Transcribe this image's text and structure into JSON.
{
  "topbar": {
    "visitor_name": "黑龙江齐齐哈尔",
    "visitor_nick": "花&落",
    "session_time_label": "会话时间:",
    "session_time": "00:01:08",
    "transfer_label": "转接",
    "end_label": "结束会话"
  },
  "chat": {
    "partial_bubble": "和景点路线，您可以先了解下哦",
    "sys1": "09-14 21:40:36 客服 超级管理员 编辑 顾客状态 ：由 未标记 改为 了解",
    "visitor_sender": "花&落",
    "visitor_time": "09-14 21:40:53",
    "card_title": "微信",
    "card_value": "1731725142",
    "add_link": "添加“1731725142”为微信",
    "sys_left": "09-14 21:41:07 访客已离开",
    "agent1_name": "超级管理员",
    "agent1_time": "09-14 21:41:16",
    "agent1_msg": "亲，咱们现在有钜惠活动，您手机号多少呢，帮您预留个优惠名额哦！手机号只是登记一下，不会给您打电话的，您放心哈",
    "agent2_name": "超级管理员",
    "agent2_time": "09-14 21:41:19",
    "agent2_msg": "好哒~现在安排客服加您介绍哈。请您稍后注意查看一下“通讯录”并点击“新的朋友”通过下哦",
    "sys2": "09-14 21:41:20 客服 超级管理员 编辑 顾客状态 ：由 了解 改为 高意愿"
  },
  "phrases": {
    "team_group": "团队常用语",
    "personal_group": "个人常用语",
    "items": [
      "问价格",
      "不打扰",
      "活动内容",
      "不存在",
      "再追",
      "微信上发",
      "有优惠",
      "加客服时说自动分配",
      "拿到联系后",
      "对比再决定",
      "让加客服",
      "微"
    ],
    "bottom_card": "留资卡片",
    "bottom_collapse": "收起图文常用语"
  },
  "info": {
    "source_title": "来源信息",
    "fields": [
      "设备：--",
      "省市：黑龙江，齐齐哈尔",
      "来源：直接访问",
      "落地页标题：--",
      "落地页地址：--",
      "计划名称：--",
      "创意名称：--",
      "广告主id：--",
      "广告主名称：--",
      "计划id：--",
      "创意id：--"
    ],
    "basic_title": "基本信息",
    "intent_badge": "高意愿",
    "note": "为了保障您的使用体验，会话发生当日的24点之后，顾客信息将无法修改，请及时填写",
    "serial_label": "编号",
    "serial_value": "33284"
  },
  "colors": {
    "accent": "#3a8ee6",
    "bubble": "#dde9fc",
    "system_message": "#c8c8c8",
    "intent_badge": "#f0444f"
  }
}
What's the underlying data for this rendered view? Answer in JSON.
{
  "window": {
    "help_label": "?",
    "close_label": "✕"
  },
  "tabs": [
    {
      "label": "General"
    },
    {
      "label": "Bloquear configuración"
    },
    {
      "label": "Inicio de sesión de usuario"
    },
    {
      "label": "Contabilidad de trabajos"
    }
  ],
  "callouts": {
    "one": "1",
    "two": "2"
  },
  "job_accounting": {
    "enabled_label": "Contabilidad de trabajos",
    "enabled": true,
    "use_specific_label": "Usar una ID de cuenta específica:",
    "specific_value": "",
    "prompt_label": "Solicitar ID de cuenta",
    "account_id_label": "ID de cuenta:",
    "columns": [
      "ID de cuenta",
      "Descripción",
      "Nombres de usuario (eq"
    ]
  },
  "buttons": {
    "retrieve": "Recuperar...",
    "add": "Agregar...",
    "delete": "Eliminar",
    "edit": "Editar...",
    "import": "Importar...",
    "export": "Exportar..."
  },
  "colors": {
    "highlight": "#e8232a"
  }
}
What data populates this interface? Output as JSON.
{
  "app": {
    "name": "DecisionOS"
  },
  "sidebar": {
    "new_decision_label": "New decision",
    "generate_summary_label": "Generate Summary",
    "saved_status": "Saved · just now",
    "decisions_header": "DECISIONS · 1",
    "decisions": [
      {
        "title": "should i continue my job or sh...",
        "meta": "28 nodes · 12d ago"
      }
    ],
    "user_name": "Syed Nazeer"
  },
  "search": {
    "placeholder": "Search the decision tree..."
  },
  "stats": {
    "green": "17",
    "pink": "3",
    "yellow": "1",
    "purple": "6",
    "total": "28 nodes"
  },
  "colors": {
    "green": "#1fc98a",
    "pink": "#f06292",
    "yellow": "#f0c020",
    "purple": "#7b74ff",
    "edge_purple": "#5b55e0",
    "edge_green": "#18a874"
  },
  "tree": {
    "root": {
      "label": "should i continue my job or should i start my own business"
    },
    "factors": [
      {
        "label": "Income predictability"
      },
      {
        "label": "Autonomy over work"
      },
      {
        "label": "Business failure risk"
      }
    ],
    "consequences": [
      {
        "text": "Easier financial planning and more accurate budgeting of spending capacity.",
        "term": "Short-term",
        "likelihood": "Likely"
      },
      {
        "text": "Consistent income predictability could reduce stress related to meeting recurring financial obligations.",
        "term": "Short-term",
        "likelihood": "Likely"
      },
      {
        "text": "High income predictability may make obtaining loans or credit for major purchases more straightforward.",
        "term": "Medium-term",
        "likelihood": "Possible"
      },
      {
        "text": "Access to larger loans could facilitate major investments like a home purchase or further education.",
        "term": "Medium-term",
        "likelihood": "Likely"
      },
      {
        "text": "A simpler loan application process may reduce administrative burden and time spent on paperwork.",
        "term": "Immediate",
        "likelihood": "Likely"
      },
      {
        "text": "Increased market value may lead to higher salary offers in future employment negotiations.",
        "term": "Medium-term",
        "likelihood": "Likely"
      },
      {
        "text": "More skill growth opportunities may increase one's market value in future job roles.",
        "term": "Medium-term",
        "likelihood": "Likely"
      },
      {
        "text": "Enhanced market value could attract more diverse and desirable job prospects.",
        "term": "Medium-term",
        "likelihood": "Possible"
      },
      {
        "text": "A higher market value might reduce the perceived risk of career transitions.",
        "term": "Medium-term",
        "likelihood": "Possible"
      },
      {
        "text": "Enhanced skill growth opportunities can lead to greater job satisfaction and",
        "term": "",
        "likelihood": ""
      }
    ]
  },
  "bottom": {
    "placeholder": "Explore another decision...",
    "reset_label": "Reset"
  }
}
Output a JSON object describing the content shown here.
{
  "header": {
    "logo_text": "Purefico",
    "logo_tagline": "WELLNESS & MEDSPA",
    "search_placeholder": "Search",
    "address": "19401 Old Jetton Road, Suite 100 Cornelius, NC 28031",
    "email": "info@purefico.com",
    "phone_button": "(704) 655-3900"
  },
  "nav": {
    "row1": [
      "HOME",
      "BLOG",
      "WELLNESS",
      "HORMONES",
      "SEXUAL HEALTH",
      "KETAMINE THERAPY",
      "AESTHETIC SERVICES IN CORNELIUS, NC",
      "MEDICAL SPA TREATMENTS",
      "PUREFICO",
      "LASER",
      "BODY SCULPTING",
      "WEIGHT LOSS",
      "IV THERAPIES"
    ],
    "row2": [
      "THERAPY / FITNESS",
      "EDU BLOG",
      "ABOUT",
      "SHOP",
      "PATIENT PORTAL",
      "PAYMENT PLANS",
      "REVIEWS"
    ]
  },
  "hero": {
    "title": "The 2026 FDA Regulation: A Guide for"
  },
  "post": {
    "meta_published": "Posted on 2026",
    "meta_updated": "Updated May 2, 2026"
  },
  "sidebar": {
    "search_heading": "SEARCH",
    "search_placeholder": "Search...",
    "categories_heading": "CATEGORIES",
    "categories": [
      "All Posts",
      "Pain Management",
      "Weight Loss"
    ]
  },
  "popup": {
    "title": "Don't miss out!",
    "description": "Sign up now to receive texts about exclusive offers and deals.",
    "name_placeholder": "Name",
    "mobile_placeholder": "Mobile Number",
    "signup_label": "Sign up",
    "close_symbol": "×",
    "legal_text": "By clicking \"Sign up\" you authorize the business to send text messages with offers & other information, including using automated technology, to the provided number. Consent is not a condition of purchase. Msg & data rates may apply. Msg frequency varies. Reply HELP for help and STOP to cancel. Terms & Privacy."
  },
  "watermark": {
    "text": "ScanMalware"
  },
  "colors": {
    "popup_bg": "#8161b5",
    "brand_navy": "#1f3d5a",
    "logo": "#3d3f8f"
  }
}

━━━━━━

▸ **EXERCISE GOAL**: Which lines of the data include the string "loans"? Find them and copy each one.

▸ **SOLVED EXERCISE**:
        "text": "High income predictability may make obtaining loans or credit for major purchases more straightforward.",
        "text": "Access to larger loans could facilitate major investments like a home purchase or further education.",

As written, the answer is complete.